_Problem requirements_: Output the records exactly. Include every line.

_Supplied material_:
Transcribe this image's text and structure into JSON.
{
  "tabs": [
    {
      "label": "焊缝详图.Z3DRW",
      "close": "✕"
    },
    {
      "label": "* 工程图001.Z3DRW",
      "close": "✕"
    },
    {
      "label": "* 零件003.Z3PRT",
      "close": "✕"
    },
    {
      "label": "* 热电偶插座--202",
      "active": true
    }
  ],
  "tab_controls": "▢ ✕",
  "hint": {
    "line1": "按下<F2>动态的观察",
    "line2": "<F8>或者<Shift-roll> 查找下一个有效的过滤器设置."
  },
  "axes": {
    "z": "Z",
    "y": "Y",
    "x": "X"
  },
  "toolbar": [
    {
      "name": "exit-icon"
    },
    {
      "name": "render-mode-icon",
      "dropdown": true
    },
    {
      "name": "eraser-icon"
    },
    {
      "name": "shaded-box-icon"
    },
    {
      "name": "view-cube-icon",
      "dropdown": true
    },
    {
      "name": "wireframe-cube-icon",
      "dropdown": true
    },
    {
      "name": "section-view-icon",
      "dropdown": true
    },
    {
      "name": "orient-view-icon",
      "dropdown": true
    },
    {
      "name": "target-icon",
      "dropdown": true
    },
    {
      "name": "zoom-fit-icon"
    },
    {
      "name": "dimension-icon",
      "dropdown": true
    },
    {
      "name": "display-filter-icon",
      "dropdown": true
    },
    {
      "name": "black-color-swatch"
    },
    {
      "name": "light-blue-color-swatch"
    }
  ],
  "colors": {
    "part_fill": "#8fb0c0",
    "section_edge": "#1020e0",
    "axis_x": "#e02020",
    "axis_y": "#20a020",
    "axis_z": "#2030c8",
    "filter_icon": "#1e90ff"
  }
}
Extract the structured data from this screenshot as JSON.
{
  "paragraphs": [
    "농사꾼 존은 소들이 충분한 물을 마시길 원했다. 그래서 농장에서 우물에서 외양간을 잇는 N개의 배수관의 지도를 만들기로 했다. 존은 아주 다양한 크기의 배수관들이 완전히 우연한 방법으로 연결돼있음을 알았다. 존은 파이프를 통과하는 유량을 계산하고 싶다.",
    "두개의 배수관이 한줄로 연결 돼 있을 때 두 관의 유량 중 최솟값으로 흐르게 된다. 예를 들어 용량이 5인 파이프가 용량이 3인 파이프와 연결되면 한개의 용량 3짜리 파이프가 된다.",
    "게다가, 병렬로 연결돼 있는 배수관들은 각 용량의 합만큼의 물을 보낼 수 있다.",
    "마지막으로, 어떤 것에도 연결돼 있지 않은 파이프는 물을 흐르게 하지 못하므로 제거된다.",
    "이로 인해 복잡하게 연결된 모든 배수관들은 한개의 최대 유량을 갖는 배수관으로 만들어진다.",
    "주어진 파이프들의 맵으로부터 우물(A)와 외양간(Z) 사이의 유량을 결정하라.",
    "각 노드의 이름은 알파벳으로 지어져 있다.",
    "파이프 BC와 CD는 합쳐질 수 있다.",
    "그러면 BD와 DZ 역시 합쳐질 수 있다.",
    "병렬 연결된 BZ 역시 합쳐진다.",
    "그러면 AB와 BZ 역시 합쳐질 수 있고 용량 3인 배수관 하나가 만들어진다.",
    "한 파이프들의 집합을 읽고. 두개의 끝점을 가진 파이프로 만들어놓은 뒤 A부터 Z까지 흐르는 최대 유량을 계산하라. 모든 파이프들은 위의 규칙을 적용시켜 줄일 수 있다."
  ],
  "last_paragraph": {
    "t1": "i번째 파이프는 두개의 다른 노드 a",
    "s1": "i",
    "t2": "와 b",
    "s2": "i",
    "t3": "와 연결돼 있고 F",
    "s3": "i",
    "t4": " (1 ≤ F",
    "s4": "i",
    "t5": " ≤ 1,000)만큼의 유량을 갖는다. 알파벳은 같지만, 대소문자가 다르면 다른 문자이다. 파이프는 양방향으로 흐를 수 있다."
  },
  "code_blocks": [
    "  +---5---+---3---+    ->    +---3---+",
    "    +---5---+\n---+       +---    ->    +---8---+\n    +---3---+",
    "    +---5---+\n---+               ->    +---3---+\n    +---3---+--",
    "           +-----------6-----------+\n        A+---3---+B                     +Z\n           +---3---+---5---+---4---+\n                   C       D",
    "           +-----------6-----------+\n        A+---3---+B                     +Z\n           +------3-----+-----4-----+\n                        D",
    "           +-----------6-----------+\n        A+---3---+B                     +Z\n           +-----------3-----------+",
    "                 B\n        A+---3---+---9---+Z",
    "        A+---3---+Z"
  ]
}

_Task answer_:
Transcribe this image's text and structure into JSON.
{
  "tabs": [
    {
      "label": "焊缝详图.Z3DRW",
      "close": "✕"
    },
    {
      "label": "* 工程图001.Z3DRW",
      "close": "✕"
    },
    {
      "label": "* 零件003.Z3PRT",
      "close": "✕"
    },
    {
      "label": "* 热电偶插座--202",
      "active": true
    }
  ],
  "tab_controls": "▢ ✕",
  "hint": {
    "line1": "按下<F2>动态的观察",
    "line2": "<F8>或者<Shift-roll> 查找下一个有效的过滤器设置."
  },
  "axes": {
    "z": "Z",
    "y": "Y",
    "x": "X"
  },
  "toolbar": [
    {
      "name": "exit-icon"
    },
    {
      "name": "render-mode-icon",
      "dropdown": true
    },
    {
      "name": "eraser-icon"
    },
    {
      "name": "shaded-box-icon"
    },
    {
      "name": "view-cube-icon",
      "dropdown": true
    },
    {
      "name": "wireframe-cube-icon",
      "dropdown": true
    },
    {
      "name": "section-view-icon",
      "dropdown": true
    },
    {
      "name": "orient-view-icon",
      "dropdown": true
    },
    {
      "name": "target-icon",
      "dropdown": true
    },
    {
      "name": "zoom-fit-icon"
    },
    {
      "name": "dimension-icon",
      "dropdown": true
    },
    {
      "name": "display-filter-icon",
      "dropdown": true
    },
    {
      "name": "black-color-swatch"
    },
    {
      "name": "light-blue-color-swatch"
    }
  ],
  "colors": {
    "part_fill": "#8fb0c0",
    "section_edge": "#1020e0",
    "axis_x": "#e02020",
    "axis_y": "#20a020",
    "axis_z": "#2030c8",
    "filter_icon": "#1e90ff"
  }
}
Extract the structured data from this screenshot as JSON.
{
  "paragraphs": [
    "농사꾼 존은 소들이 충분한 물을 마시길 원했다. 그래서 농장에서 우물에서 외양간을 잇는 N개의 배수관의 지도를 만들기로 했다. 존은 아주 다양한 크기의 배수관들이 완전히 우연한 방법으로 연결돼있음을 알았다. 존은 파이프를 통과하는 유량을 계산하고 싶다.",
    "두개의 배수관이 한줄로 연결 돼 있을 때 두 관의 유량 중 최솟값으로 흐르게 된다. 예를 들어 용량이 5인 파이프가 용량이 3인 파이프와 연결되면 한개의 용량 3짜리 파이프가 된다.",
    "게다가, 병렬로 연결돼 있는 배수관들은 각 용량의 합만큼의 물을 보낼 수 있다.",
    "마지막으로, 어떤 것에도 연결돼 있지 않은 파이프는 물을 흐르게 하지 못하므로 제거된다.",
    "이로 인해 복잡하게 연결된 모든 배수관들은 한개의 최대 유량을 갖는 배수관으로 만들어진다.",
    "주어진 파이프들의 맵으로부터 우물(A)와 외양간(Z) 사이의 유량을 결정하라.",
    "각 노드의 이름은 알파벳으로 지어져 있다.",
    "파이프 BC와 CD는 합쳐질 수 있다.",
    "그러면 BD와 DZ 역시 합쳐질 수 있다.",
    "병렬 연결된 BZ 역시 합쳐진다.",
    "그러면 AB와 BZ 역시 합쳐질 수 있고 용량 3인 배수관 하나가 만들어진다.",
    "한 파이프들의 집합을 읽고. 두개의 끝점을 가진 파이프로 만들어놓은 뒤 A부터 Z까지 흐르는 최대 유량을 계산하라. 모든 파이프들은 위의 규칙을 적용시켜 줄일 수 있다."
  ],
  "last_paragraph": {
    "t1": "i번째 파이프는 두개의 다른 노드 a",
    "s1": "i",
    "t2": "와 b",
    "s2": "i",
    "t3": "와 연결돼 있고 F",
    "s3": "i",
    "t4": " (1 ≤ F",
    "s4": "i",
    "t5": " ≤ 1,000)만큼의 유량을 갖는다. 알파벳은 같지만, 대소문자가 다르면 다른 문자이다. 파이프는 양방향으로 흐를 수 있다."
  },
  "code_blocks": [
    "  +---5---+---3---+    ->    +---3---+",
    "    +---5---+\n---+       +---    ->    +---8---+\n    +---3---+",
    "    +---5---+\n---+               ->    +---3---+\n    +---3---+--",
    "           +-----------6-----------+\n        A+---3---+B                     +Z\n           +---3---+---5---+---4---+\n                   C       D",
    "           +-----------6-----------+\n        A+---3---+B                     +Z\n           +------3-----+-----4-----+\n                        D",
    "           +-----------6-----------+\n        A+---3---+B                     +Z\n           +-----------3-----------+",
    "                 B\n        A+---3---+---9---+Z",
    "        A+---3---+Z"
  ]
}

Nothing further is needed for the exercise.